- [Activity]: Copy every record below exactly as it appears.

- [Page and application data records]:
--- START ---

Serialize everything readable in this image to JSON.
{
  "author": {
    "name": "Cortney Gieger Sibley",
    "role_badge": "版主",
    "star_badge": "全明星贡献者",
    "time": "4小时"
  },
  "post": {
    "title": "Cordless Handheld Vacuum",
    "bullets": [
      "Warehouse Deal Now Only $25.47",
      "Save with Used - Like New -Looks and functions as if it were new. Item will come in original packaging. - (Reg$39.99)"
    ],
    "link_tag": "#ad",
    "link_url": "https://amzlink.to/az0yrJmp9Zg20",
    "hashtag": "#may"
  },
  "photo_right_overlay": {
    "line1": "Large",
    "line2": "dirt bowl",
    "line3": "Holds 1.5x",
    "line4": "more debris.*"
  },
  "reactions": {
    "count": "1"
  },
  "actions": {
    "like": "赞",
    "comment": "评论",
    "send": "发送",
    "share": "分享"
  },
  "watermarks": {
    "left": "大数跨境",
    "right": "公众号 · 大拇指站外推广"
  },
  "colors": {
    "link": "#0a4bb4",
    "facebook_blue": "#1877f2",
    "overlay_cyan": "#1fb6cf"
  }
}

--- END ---

- [Output for this exercise]:
Serialize everything readable in this image to JSON.
{
  "author": {
    "name": "Cortney Gieger Sibley",
    "role_badge": "版主",
    "star_badge": "全明星贡献者",
    "time": "4小时"
  },
  "post": {
    "title": "Cordless Handheld Vacuum",
    "bullets": [
      "Warehouse Deal Now Only $25.47",
      "Save with Used - Like New -Looks and functions as if it were new. Item will come in original packaging. - (Reg$39.99)"
    ],
    "link_tag": "#ad",
    "link_url": "https://amzlink.to/az0yrJmp9Zg20",
    "hashtag": "#may"
  },
  "photo_right_overlay": {
    "line1": "Large",
    "line2": "dirt bowl",
    "line3": "Holds 1.5x",
    "line4": "more debris.*"
  },
  "reactions": {
    "count": "1"
  },
  "actions": {
    "like": "赞",
    "comment": "评论",
    "send": "发送",
    "share": "分享"
  },
  "watermarks": {
    "left": "大数跨境",
    "right": "公众号 · 大拇指站外推广"
  },
  "colors": {
    "link": "#0a4bb4",
    "facebook_blue": "#1877f2",
    "overlay_cyan": "#1fb6cf"
  }
}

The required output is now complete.